Today is Independence Day, which brings to mind this great passage from the Declaration of Independence: We hold these truths to be self-evident, that all men are created equal, that they are endowed by their Creator with certain unalienable Rights, that among these are Life, Liberty and the pursuit of Happiness. — That to secure these rights, Governments are instituted among Men, deriving their just powers from the consent of the governed, — That whenever any Form of Government becomes destructive of these ends, it is the Right of the People to alter or to abolish it, and to institute new…
What a year it has been. “Trump wins and the Resistance begins,” might sum it up. Into this maelstrom steps our annual “What would the Declaration say?” reflection. We could turn in three directions: toward Trump; toward “the Resistance”; toward the people who fall outside his devoted followers and fierce opponents, who wish to make some contribution to the commonweal in the midst of low-intensity civil war.
This Sunday, in the print edition of the New York Times Magazine, Garry Wills joined Justice Ruth Bader Ginsburg in contending that the Declaration of Independence favors interpreting our Constitution in light of foreign law. They note that the Declaration is prompted by a “decent respect for the opinions of mankind.” The colonists are moved by that respect to recount publicly the causes of their need for separation from Britain. Wills and Ginsburg appear to believe the same decent respect should encourage Americans, including our justices, to resort to foreign law to help construe our Constitution.
But using this sonorous phrase of the Declaration as a support for resorting to foreign or international law has defects that are obvious from the text and context of the great document itself. First, the Declaration makes clear that this “decent respect” requires us to explain our own views to the world, not accept the views of others.

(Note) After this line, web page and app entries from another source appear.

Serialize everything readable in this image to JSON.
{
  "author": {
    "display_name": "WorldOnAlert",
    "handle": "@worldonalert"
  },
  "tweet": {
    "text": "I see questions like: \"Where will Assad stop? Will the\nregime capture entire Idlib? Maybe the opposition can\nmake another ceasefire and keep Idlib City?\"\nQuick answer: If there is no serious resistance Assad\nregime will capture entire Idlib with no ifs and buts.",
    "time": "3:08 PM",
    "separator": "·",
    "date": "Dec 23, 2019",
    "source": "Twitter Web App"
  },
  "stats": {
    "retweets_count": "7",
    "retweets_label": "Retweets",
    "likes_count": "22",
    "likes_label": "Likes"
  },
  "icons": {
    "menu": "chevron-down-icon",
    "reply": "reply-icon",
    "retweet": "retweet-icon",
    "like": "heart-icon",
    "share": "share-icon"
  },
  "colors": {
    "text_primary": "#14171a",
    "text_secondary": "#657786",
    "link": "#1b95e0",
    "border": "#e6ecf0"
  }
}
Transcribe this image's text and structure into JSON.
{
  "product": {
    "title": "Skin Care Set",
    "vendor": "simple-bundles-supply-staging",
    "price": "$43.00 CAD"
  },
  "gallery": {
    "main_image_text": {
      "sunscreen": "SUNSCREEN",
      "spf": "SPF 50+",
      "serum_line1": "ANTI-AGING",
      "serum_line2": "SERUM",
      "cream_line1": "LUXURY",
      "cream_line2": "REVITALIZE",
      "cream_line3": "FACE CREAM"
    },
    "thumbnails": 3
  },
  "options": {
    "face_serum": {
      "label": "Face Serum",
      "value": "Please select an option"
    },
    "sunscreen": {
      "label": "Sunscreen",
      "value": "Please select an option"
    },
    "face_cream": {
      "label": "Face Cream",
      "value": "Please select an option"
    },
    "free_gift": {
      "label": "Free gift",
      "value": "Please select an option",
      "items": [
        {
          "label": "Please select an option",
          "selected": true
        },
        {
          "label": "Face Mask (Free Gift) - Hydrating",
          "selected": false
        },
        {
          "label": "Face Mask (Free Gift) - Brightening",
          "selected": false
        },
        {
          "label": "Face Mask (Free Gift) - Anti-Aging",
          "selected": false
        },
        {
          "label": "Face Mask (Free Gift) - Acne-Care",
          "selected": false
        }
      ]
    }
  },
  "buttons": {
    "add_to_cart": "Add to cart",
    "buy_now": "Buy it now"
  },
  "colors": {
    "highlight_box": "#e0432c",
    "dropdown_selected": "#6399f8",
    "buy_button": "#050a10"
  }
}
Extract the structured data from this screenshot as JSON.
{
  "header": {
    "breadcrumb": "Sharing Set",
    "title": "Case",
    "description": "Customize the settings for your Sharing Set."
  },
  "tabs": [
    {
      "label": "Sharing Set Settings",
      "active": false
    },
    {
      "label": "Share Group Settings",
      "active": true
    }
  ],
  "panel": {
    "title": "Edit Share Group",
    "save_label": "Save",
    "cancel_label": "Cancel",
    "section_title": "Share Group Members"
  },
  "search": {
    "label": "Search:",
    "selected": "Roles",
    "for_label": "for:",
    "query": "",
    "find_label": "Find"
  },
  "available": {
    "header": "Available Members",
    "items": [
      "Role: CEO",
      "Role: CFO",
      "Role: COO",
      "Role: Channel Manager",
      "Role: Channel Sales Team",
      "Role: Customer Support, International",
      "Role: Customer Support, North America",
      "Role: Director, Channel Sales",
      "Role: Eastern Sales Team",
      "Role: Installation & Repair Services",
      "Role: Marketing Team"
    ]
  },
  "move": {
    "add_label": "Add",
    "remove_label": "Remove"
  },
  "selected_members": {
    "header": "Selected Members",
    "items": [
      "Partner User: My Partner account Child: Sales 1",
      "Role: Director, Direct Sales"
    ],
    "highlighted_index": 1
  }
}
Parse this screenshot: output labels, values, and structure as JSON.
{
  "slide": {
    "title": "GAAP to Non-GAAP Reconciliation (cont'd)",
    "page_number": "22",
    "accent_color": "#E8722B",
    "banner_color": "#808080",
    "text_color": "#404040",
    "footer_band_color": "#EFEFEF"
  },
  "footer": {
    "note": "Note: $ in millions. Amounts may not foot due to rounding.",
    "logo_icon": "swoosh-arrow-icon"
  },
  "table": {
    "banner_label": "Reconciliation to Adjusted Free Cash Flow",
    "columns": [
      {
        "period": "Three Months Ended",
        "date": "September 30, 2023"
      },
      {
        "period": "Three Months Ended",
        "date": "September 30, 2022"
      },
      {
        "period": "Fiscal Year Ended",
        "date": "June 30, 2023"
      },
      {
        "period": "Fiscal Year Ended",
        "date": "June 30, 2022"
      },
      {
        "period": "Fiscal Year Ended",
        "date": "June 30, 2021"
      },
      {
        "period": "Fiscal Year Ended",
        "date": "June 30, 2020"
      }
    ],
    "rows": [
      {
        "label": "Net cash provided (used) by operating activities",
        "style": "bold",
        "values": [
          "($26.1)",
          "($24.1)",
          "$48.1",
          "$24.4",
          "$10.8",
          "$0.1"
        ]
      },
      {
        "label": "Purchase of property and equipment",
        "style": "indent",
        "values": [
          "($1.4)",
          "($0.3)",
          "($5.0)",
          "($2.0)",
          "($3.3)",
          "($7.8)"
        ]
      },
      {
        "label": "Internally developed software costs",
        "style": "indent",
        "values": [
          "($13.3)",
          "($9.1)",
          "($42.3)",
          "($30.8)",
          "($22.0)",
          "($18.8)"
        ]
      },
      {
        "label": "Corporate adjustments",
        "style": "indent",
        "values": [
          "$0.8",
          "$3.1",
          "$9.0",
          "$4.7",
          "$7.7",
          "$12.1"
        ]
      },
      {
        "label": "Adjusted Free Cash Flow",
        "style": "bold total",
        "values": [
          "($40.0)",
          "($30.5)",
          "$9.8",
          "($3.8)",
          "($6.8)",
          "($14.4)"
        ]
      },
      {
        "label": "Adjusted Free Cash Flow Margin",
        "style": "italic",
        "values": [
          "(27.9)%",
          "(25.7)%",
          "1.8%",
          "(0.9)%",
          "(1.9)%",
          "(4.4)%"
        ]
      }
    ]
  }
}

Second, the Signers appealed to a combination of natural law and their own historic rights as justification for their break with the mother country. They did not refer to foreign and international law as support for their position. For good reason. The Enlightenment age in which Declaration was written may have been cosmopolitan, as Wills argues. But the sovereign law in the monarchies of Europe and in despotisms elsewhere were not noticeably solicitous of the rights, like representation and freedom from unreasonable searches, that the Framers thought their birthright.